Yesterday Max had to go into the vets to get his teeth sorted out. He ended up having several extractions as well as a scale and polish. We brought him home armed with antibiotics, painkillers and special soft food; the nurse said he would probably sleep a lot and be very drowsy. Not so. He spent the evening racing around the house going round and round in circles until I was dizzy. We had to get up with him two or three times in the night as he just wouldn't settle but by morning he seemed to have calmed down and after he'd had his tablets and soft food we decided to let him out, even though we were supposed to keep him in for 24 hours, as he was desperate to be in the garden. He was fine and calmed down immediately.

In the middle of all this activity, around midnight I think, but at a point where we had just fallen asleep for a while there was a knock at the front door; as it was quite late we were a bit cautious but it was just a pizza delivery man who'd somehow got the wrong house number. I wonder if the people who'd ordered the pizza ever got their delivery?

Thursday, May 03, 2007

Which Book to Choose?

So Waterstones want us to vote for our favourite book of the last twenty five years.
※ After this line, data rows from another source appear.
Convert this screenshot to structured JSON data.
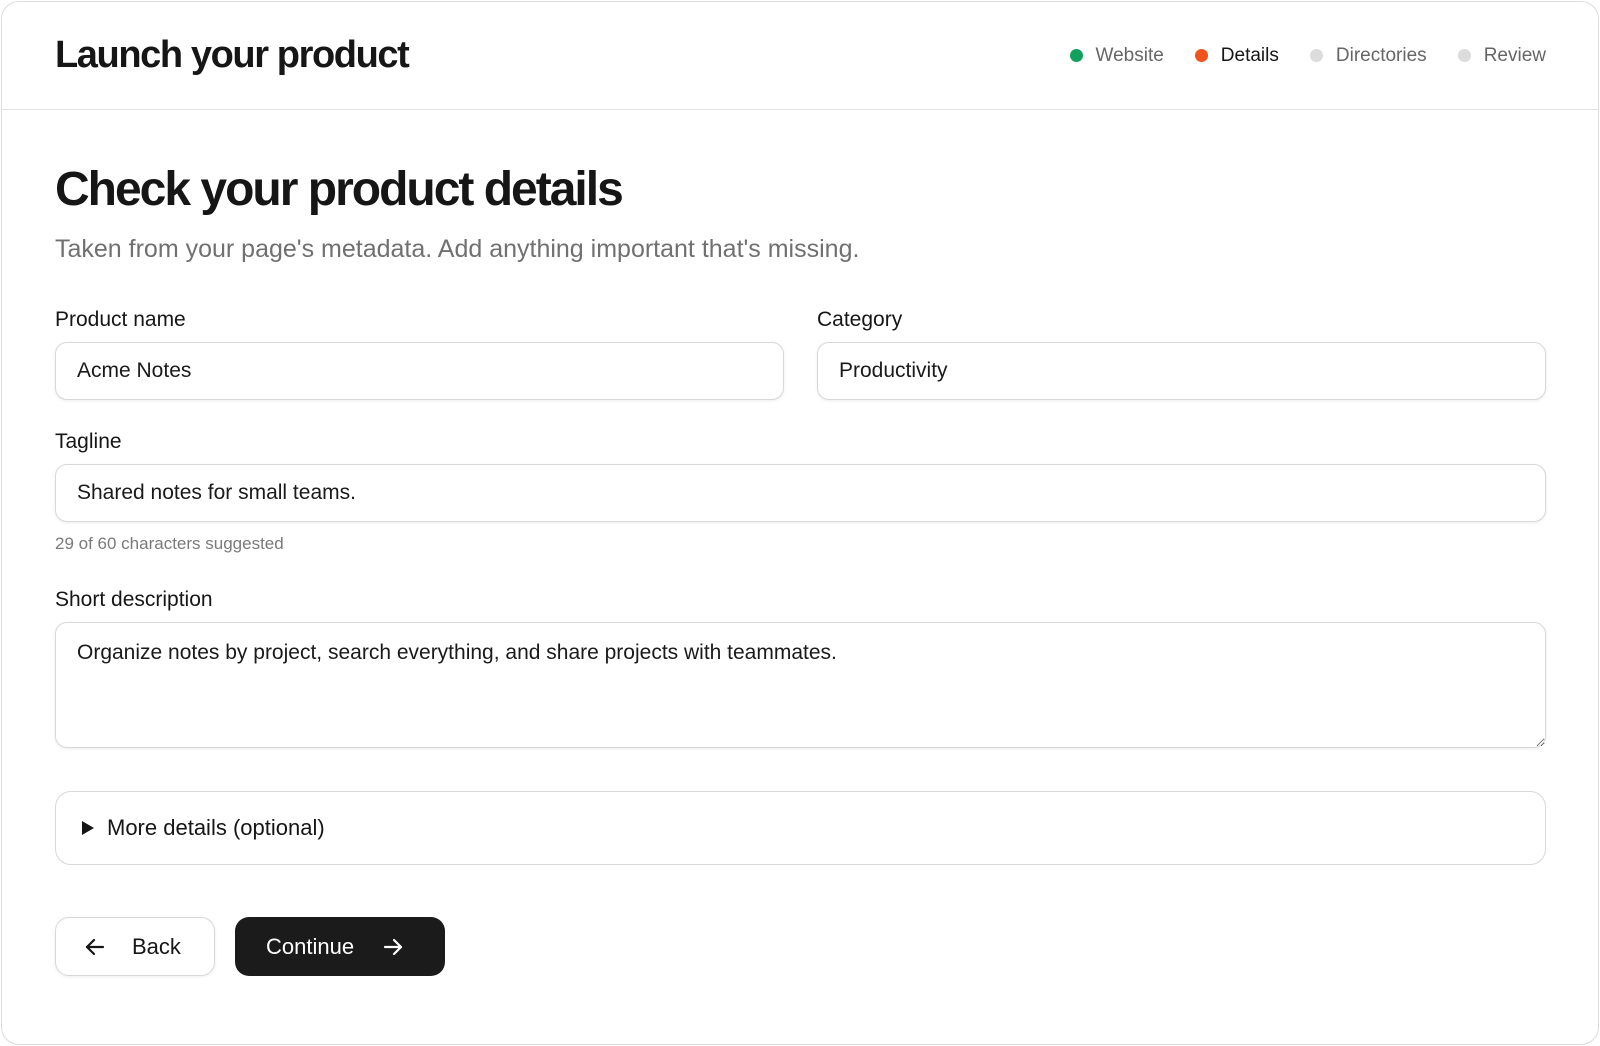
{
  "header": {
    "title": "Launch your product",
    "steps": [
      {
        "label": "Website",
        "color": "#12a05c",
        "state": "complete"
      },
      {
        "label": "Details",
        "color": "#f0531c",
        "state": "current"
      },
      {
        "label": "Directories",
        "color": "#dcdcdc",
        "state": "upcoming"
      },
      {
        "label": "Review",
        "color": "#dcdcdc",
        "state": "upcoming"
      }
    ]
  },
  "main": {
    "title": "Check your product details",
    "subtitle": "Taken from your page's metadata. Add anything important that's missing.",
    "fields": {
      "product_name": {
        "label": "Product name",
        "value": "Acme Notes"
      },
      "category": {
        "label": "Category",
        "value": "Productivity"
      },
      "tagline": {
        "label": "Tagline",
        "value": "Shared notes for small teams.",
        "hint": "29 of 60 characters suggested"
      },
      "short_description": {
        "label": "Short description",
        "value": "Organize notes by project, search everything, and share projects with teammates."
      }
    },
    "more_details": {
      "label": "More details (optional)",
      "icon": "disclosure-triangle-icon"
    }
  },
  "actions": {
    "back": {
      "label": "Back",
      "icon": "arrow-left-icon"
    },
    "continue": {
      "label": "Continue",
      "icon": "arrow-right-icon"
    }
  }
}
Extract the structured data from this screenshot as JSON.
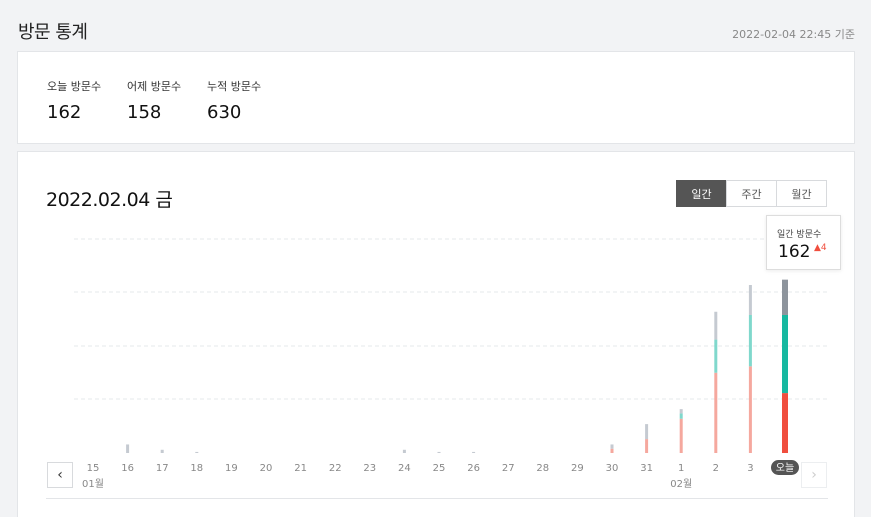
{
  "page": {
    "title": "방문 통계",
    "timestamp": "2022-02-04 22:45 기준"
  },
  "summary": [
    {
      "label": "오늘 방문수",
      "value": "162"
    },
    {
      "label": "어제 방문수",
      "value": "158"
    },
    {
      "label": "누적 방문수",
      "value": "630"
    }
  ],
  "chart_header": {
    "date": "2022.02.04 금",
    "tabs": [
      "일간",
      "주간",
      "월간"
    ],
    "active_tab": 0
  },
  "tooltip": {
    "title": "일간 방문수",
    "value": "162",
    "diff": "▲4"
  },
  "colors": {
    "segment_top": "#c5cad1",
    "segment_mid": "#80d8cc",
    "segment_bottom": "#f5a89e",
    "segment_top_selected": "#8d949c",
    "segment_mid_selected": "#16b8a0",
    "segment_bottom_selected": "#f04e3e",
    "today_badge_bg": "#555555",
    "diff_up": "#f04e3e"
  },
  "icons": {
    "prev": "chevron-left-icon",
    "next": "chevron-right-icon"
  },
  "chart_data": {
    "type": "bar",
    "stacked": true,
    "x_labels": [
      "15",
      "16",
      "17",
      "18",
      "19",
      "20",
      "21",
      "22",
      "23",
      "24",
      "25",
      "26",
      "27",
      "28",
      "29",
      "30",
      "31",
      "1",
      "2",
      "3",
      "오늘"
    ],
    "month_labels": [
      {
        "index": 0,
        "label": "01월"
      },
      {
        "index": 17,
        "label": "02월"
      }
    ],
    "selected_index": 20,
    "series": [
      {
        "values": [
          0,
          0,
          0,
          0,
          0,
          0,
          0,
          0,
          0,
          0,
          0,
          0,
          0,
          0,
          0,
          4,
          13,
          32,
          75,
          81,
          56
        ]
      },
      {
        "values": [
          0,
          0,
          0,
          0,
          0,
          0,
          0,
          0,
          0,
          0,
          0,
          0,
          0,
          0,
          0,
          0,
          0,
          5,
          31,
          48,
          73
        ]
      },
      {
        "values": [
          0,
          8,
          3,
          1,
          0,
          0,
          0,
          0,
          0,
          3,
          1,
          1,
          0,
          0,
          0,
          4,
          14,
          4,
          26,
          28,
          33
        ]
      }
    ],
    "ylim": [
      0,
      200
    ],
    "grid": true,
    "legend": "none"
  }
}
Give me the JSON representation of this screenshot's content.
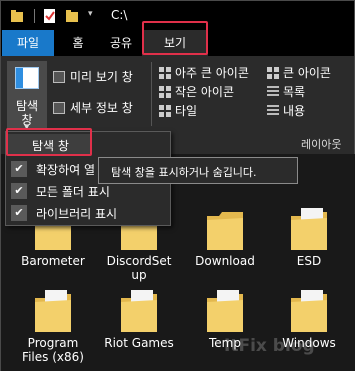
{
  "window": {
    "title": "C:\\"
  },
  "tabs": {
    "file": "파일",
    "home": "홈",
    "share": "공유",
    "view": "보기"
  },
  "ribbon": {
    "nav_pane_line1": "탐색",
    "nav_pane_line2": "창",
    "preview_pane": "미리 보기 창",
    "details_pane": "세부 정보 창",
    "layout": {
      "extra_large_icons": "아주 큰 아이콘",
      "large_icons": "큰 아이콘",
      "small_icons": "작은 아이콘",
      "list": "목록",
      "tiles": "타일",
      "content": "내용"
    },
    "layout_group_label": "레이아웃"
  },
  "dropdown": {
    "items": [
      {
        "label": "탐색 창",
        "checked": true
      },
      {
        "label": "확장하여 열",
        "checked": true
      },
      {
        "label": "모든 폴더 표시",
        "checked": true
      },
      {
        "label": "라이브러리 표시",
        "checked": true
      }
    ]
  },
  "tooltip": {
    "text": "탐색 창을 표시하거나 숨깁니다."
  },
  "files": [
    {
      "name": "Barometer",
      "icon": "folder-icon"
    },
    {
      "name": "DiscordSet\nup",
      "icon": "folder-icon"
    },
    {
      "name": "Download",
      "icon": "folder-icon"
    },
    {
      "name": "ESD",
      "icon": "folder-icon"
    },
    {
      "name": "Program\nFiles (x86)",
      "icon": "folder-icon"
    },
    {
      "name": "Riot Games",
      "icon": "folder-icon"
    },
    {
      "name": "Temp",
      "icon": "folder-icon"
    },
    {
      "name": "Windows",
      "icon": "folder-icon"
    }
  ],
  "watermark": "ItFix blog",
  "colors": {
    "accent": "#1979ca",
    "highlight_box": "#e0304a",
    "folder": "#f3d06b"
  }
}
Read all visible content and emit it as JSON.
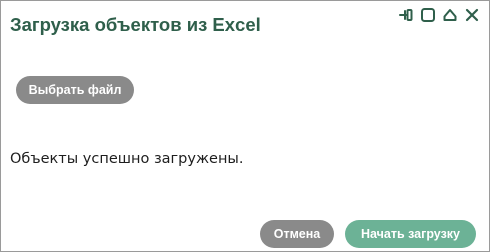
{
  "dialog": {
    "title": "Загрузка объектов из Excel",
    "window_controls": [
      {
        "icon": "pin-icon"
      },
      {
        "icon": "maximize-icon"
      },
      {
        "icon": "collapse-icon"
      },
      {
        "icon": "close-icon"
      }
    ],
    "choose_file_label": "Выбрать файл",
    "status_message": "Объекты успешно загружены.",
    "cancel_label": "Отмена",
    "start_label": "Начать загрузку"
  },
  "colors": {
    "title": "#2f5f4b",
    "icon": "#2f5f4b",
    "secondary_button": "#8a8a8a",
    "primary_button": "#6cb296",
    "border": "#9a9a9a",
    "text": "#1e1e1e"
  }
}
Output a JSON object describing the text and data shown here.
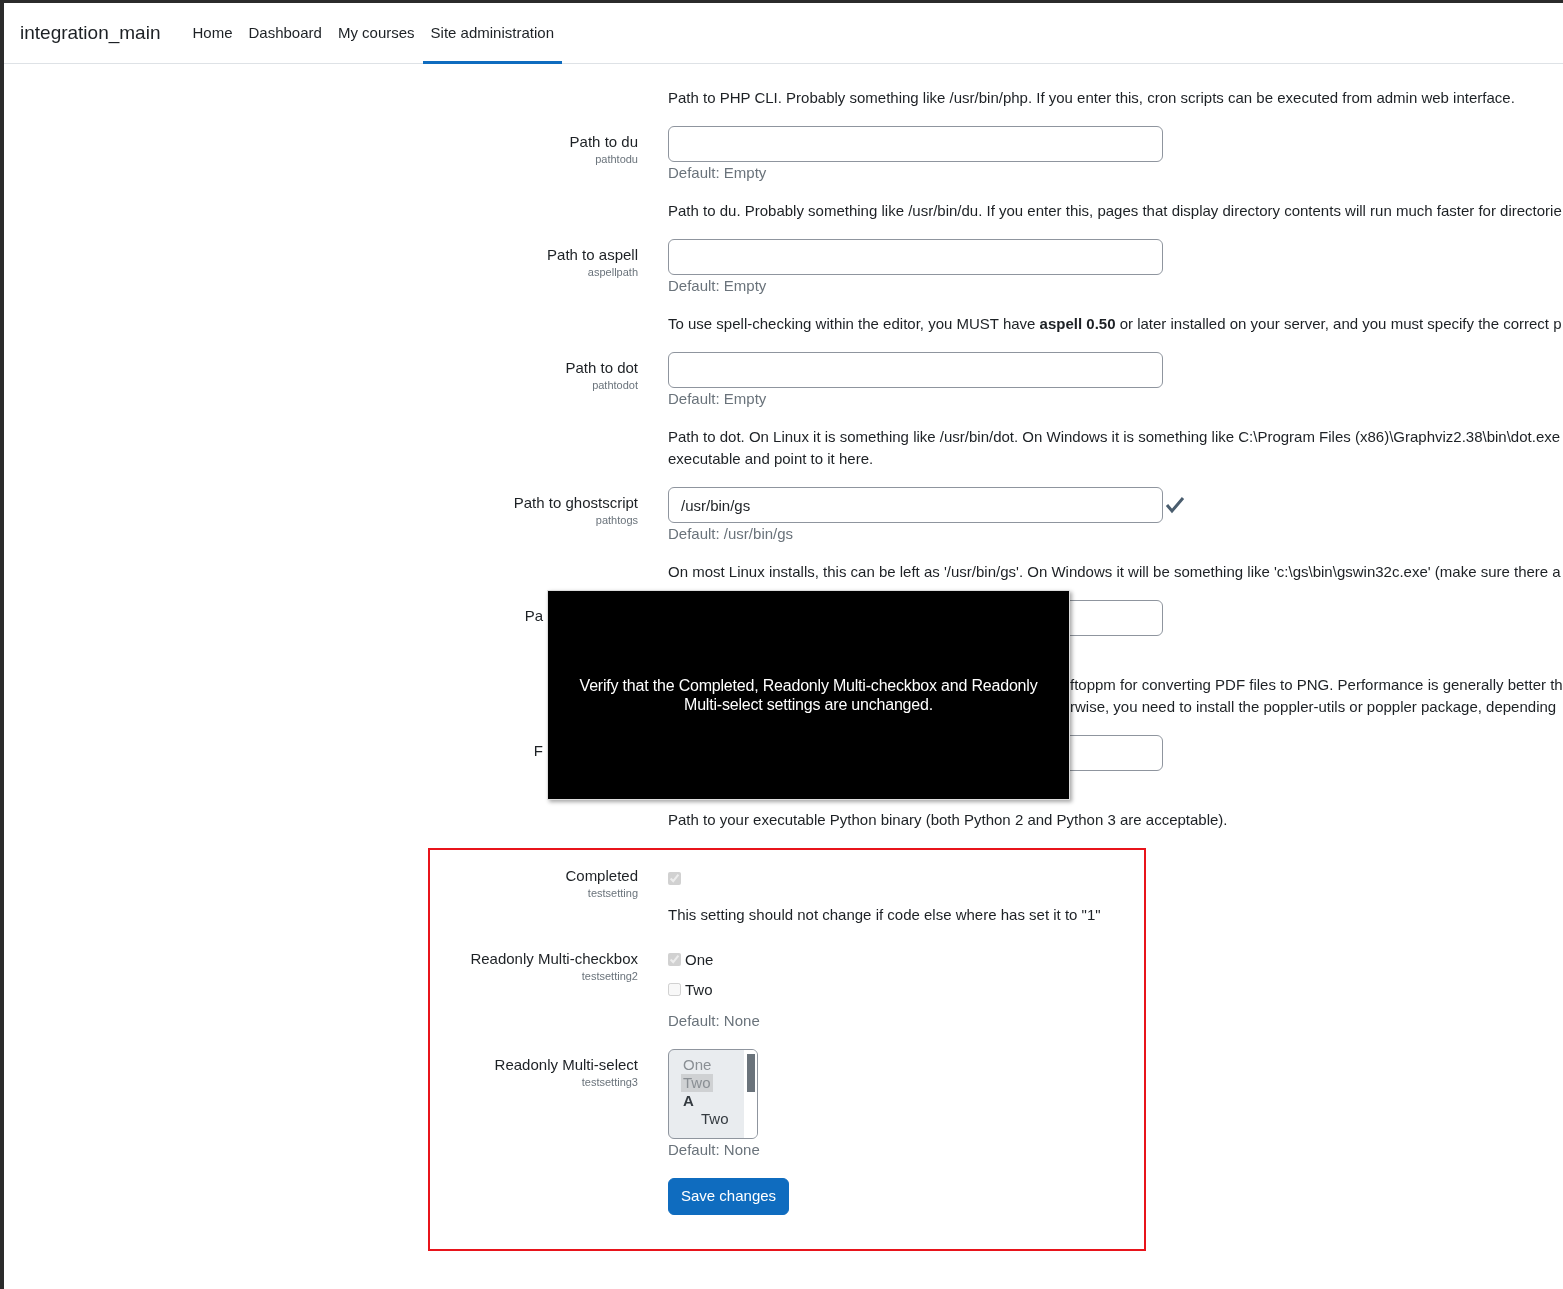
{
  "navbar": {
    "brand": "integration_main",
    "links": [
      {
        "label": "Home",
        "selected": false
      },
      {
        "label": "Dashboard",
        "selected": false
      },
      {
        "label": "My courses",
        "selected": false
      },
      {
        "label": "Site administration",
        "selected": true
      }
    ]
  },
  "intro_description": "Path to PHP CLI. Probably something like /usr/bin/php. If you enter this, cron scripts can be executed from admin web interface.",
  "settings": [
    {
      "kind": "text",
      "label": "Path to du",
      "name": "pathtodu",
      "default": "Default: Empty",
      "valid": false,
      "description": [
        "Path to du. Probably something like /usr/bin/du. If you enter this, pages that display directory contents will run much faster for directorie"
      ]
    },
    {
      "kind": "text",
      "label": "Path to aspell",
      "name": "aspellpath",
      "default": "Default: Empty",
      "valid": false,
      "description": [
        "To use spell-checking within the editor, you MUST have **aspell 0.50** or later installed on your server, and you must specify the correct p"
      ]
    },
    {
      "kind": "text",
      "label": "Path to dot",
      "name": "pathtodot",
      "default": "Default: Empty",
      "valid": false,
      "description": [
        "Path to dot. On Linux it is something like /usr/bin/dot. On Windows it is something like C:\\Program Files (x86)\\Graphviz2.38\\bin\\dot.exe",
        "executable and point to it here."
      ]
    },
    {
      "kind": "text",
      "label": "Path to ghostscript",
      "name": "pathtogs",
      "value": "/usr/bin/gs",
      "default": "Default: /usr/bin/gs",
      "valid": true,
      "description": [
        "On most Linux installs, this can be left as '/usr/bin/gs'. On Windows it will be something like 'c:\\gs\\bin\\gswin32c.exe' (make sure there a"
      ]
    },
    {
      "kind": "covered",
      "label": "Pa",
      "description": [
        "ftoppm for converting PDF files to PNG. Performance is generally better th",
        "rwise, you need to install the poppler-utils or poppler package, depending"
      ]
    },
    {
      "kind": "covered_label",
      "label": "F",
      "description": [
        "Path to your executable Python binary (both Python 2 and Python 3 are acceptable)."
      ]
    }
  ],
  "overlay": {
    "message": "Verify that the Completed, Readonly Multi-checkbox and Readonly Multi-select settings are unchanged."
  },
  "test_section": {
    "settings": [
      {
        "kind": "checkbox",
        "label": "Completed",
        "name": "testsetting",
        "checked": true,
        "disabled": true,
        "description": "This setting should not change if code else where has set it to \"1\""
      },
      {
        "kind": "multicheckbox",
        "label": "Readonly Multi-checkbox",
        "name": "testsetting2",
        "options": [
          {
            "label": "One",
            "checked": true,
            "disabled": true
          },
          {
            "label": "Two",
            "checked": false,
            "disabled": true
          }
        ],
        "default": "Default: None"
      },
      {
        "kind": "multiselect",
        "label": "Readonly Multi-select",
        "name": "testsetting3",
        "options": [
          {
            "kind": "option",
            "label": "One",
            "selected": false
          },
          {
            "kind": "option",
            "label": "Two",
            "selected": true
          },
          {
            "kind": "group",
            "label": "A"
          },
          {
            "kind": "suboption",
            "label": "Two",
            "selected": false
          }
        ],
        "default": "Default: None"
      }
    ],
    "save_button": "Save changes"
  }
}
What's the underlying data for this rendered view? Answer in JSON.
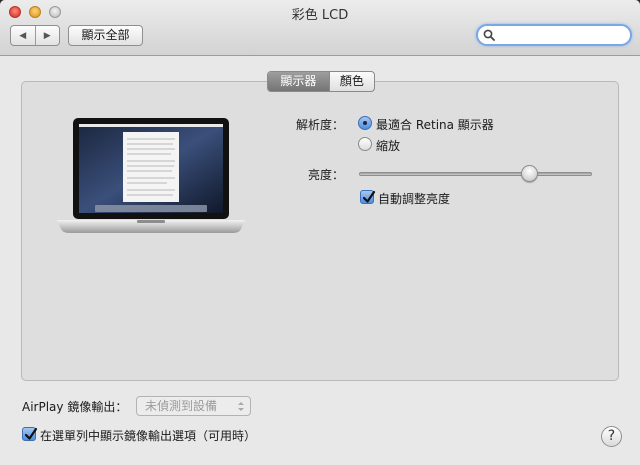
{
  "window": {
    "title": "彩色 LCD"
  },
  "toolbar": {
    "back_glyph": "◀",
    "forward_glyph": "▶",
    "show_all_label": "顯示全部",
    "search_placeholder": ""
  },
  "tabs": [
    {
      "label": "顯示器",
      "selected": true
    },
    {
      "label": "顏色",
      "selected": false
    }
  ],
  "display": {
    "resolution_label": "解析度：",
    "resolution_options": [
      {
        "label": "最適合 Retina 顯示器",
        "selected": true
      },
      {
        "label": "縮放",
        "selected": false
      }
    ],
    "brightness_label": "亮度：",
    "brightness_fraction": 0.75,
    "auto_brightness_label": "自動調整亮度",
    "auto_brightness_checked": true
  },
  "airplay": {
    "label": "AirPlay 鏡像輸出：",
    "popup_value": "未偵測到設備"
  },
  "menu_option": {
    "label": "在選單列中顯示鏡像輸出選項（可用時）",
    "checked": true
  },
  "help": {
    "glyph": "?"
  },
  "colors": {
    "accent": "#4d8fe0",
    "focus_ring": "#7ba7e4",
    "window_bg": "#e8e8e8",
    "panel_bg": "#dedede"
  }
}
They have presented a list of one hundred to choose from and of that one hundred I’m ashamed to say I have only read twenty; but they were all wonderful books. So how could I choose any one from the other? Am I qualified to vote having read so few? Here is a list of the ones I have read:-

Hawksmoor – Peter Ackroyd
Behind the Scenes at the Museum – Kate Atkinson
The Blind Assassin – Margaret Atwood
Regeneration – Pat Barker
Notes from a Small Island – Bill Bryson
Possession – A S Byatt
The Name of the Rose – Umberto Eco
Birdsong – Sebastian Faulks
Briget Jones’s Diary – Helen Fielding
Chocolat – Joanne Harris
Notes on a Scandal – Zoe Heller
Woman in Black – Susan Hill
The Remains of the Day – Kazuo Ishiguro
If Nobody Speaks of Remarkable Things – Jon McGregor
The English Patient – Michael Ondaatje
Perfume – Patrick Suskind
The Secret History – Donna Tartt
Fingersmith – Sarah Waters
Oranges are not the Only Fruit – Jeanette Winterson
The Shadow of the Wind – Carlos Ruiz Zafon

So, how do I choose between these wonderful books? The books that made me laugh perhaps? Then it would be Notes from A Small Island or Bridget Jonses’s Diary. Those that intrigued me? The Name of the Rose, The Secret History, Fingersmith, The Blind Assasin or Possession. Those that actually startled me? That would be Hawksmoor or The Woman in Black. The ones that moved me? Maybe The Remains of the Day, The English Patient, Birdsong, Regneration or Chocolat? Perhaps those that had elements of familiarity then say Oranges are not the only Fruit or Behind the Scenes at the Museum. Then again I could go for the books I’ve read more recently like Notes on a Scandal, The Shadow of the Wind, Perfume or If Nobody Speaks of Remarkable Things.

I wonder what I would think of the books if I went back and re-read them. Maybe they wouldn’t have the same impact a second time around. Of all the above books those that linger in my memory more vividly than the others are:-

Hawksmoor, The Name of the Rose, Fingersmith and If Nobody Speaks of Remarkable Things.

Can I choose four not one please? Also a book I very much enjoyed reading, seems like a decade ago now, The Quincunx by Charles Palliser, isn't on the list.

Of course, this is all diversion tactics to take my mind off the real issue of the day because I'm sitting here with fingers and toes crossed that the BNP don't win all the seats in our ward at today's local elections - the very thought fills me with dread. As soon as the worker comes home we will be off to vote and then it will be a long agonising wait to see what happens - I may even say a little prayer.